What to work on =>
The expected output is an exact restatement of all the records.

Provided records =>
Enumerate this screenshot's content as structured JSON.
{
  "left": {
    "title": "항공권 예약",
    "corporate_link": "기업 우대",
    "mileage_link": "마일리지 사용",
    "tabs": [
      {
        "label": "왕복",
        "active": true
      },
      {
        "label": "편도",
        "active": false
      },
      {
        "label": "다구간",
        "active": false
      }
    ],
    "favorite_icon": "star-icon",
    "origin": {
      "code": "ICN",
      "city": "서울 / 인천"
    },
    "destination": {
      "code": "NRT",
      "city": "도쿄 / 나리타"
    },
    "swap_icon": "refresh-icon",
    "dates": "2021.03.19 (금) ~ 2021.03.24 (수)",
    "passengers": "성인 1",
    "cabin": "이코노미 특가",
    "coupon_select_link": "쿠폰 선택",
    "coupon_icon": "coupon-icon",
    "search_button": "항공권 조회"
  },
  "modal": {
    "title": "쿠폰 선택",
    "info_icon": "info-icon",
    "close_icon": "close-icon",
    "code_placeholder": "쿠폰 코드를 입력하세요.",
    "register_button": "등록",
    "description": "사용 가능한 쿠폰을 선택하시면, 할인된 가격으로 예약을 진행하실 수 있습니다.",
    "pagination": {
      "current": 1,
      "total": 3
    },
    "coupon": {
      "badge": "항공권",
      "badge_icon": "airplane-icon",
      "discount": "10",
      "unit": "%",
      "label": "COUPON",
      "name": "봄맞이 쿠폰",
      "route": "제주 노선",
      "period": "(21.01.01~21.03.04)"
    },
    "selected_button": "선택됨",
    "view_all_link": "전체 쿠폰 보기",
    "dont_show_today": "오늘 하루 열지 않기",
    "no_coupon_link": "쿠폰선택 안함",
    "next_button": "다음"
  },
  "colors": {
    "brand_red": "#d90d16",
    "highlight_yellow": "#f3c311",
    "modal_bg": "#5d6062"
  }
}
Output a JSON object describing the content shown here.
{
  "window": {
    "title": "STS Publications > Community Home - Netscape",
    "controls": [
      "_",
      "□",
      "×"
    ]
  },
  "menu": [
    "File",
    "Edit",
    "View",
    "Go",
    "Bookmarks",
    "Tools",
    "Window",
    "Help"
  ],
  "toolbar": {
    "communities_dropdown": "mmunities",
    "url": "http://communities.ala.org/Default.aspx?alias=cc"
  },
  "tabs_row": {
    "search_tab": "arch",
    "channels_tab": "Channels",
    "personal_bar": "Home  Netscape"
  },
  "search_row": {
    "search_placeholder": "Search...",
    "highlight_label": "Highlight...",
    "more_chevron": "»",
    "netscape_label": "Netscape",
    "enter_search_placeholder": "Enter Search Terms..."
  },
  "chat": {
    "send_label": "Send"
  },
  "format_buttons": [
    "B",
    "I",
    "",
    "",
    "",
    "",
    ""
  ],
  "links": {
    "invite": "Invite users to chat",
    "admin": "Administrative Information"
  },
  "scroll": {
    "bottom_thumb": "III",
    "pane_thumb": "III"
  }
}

Problem solution =>
Enumerate this screenshot's content as structured JSON.
{
  "left": {
    "title": "항공권 예약",
    "corporate_link": "기업 우대",
    "mileage_link": "마일리지 사용",
    "tabs": [
      {
        "label": "왕복",
        "active": true
      },
      {
        "label": "편도",
        "active": false
      },
      {
        "label": "다구간",
        "active": false
      }
    ],
    "favorite_icon": "star-icon",
    "origin": {
      "code": "ICN",
      "city": "서울 / 인천"
    },
    "destination": {
      "code": "NRT",
      "city": "도쿄 / 나리타"
    },
    "swap_icon": "refresh-icon",
    "dates": "2021.03.19 (금) ~ 2021.03.24 (수)",
    "passengers": "성인 1",
    "cabin": "이코노미 특가",
    "coupon_select_link": "쿠폰 선택",
    "coupon_icon": "coupon-icon",
    "search_button": "항공권 조회"
  },
  "modal": {
    "title": "쿠폰 선택",
    "info_icon": "info-icon",
    "close_icon": "close-icon",
    "code_placeholder": "쿠폰 코드를 입력하세요.",
    "register_button": "등록",
    "description": "사용 가능한 쿠폰을 선택하시면, 할인된 가격으로 예약을 진행하실 수 있습니다.",
    "pagination": {
      "current": 1,
      "total": 3
    },
    "coupon": {
      "badge": "항공권",
      "badge_icon": "airplane-icon",
      "discount": "10",
      "unit": "%",
      "label": "COUPON",
      "name": "봄맞이 쿠폰",
      "route": "제주 노선",
      "period": "(21.01.01~21.03.04)"
    },
    "selected_button": "선택됨",
    "view_all_link": "전체 쿠폰 보기",
    "dont_show_today": "오늘 하루 열지 않기",
    "no_coupon_link": "쿠폰선택 안함",
    "next_button": "다음"
  },
  "colors": {
    "brand_red": "#d90d16",
    "highlight_yellow": "#f3c311",
    "modal_bg": "#5d6062"
  }
}
Output a JSON object describing the content shown here.
{
  "window": {
    "title": "STS Publications > Community Home - Netscape",
    "controls": [
      "_",
      "□",
      "×"
    ]
  },
  "menu": [
    "File",
    "Edit",
    "View",
    "Go",
    "Bookmarks",
    "Tools",
    "Window",
    "Help"
  ],
  "toolbar": {
    "communities_dropdown": "mmunities",
    "url": "http://communities.ala.org/Default.aspx?alias=cc"
  },
  "tabs_row": {
    "search_tab": "arch",
    "channels_tab": "Channels",
    "personal_bar": "Home  Netscape"
  },
  "search_row": {
    "search_placeholder": "Search...",
    "highlight_label": "Highlight...",
    "more_chevron": "»",
    "netscape_label": "Netscape",
    "enter_search_placeholder": "Enter Search Terms..."
  },
  "chat": {
    "send_label": "Send"
  },
  "format_buttons": [
    "B",
    "I",
    "",
    "",
    "",
    "",
    ""
  ],
  "links": {
    "invite": "Invite users to chat",
    "admin": "Administrative Information"
  },
  "scroll": {
    "bottom_thumb": "III",
    "pane_thumb": "III"
  }
}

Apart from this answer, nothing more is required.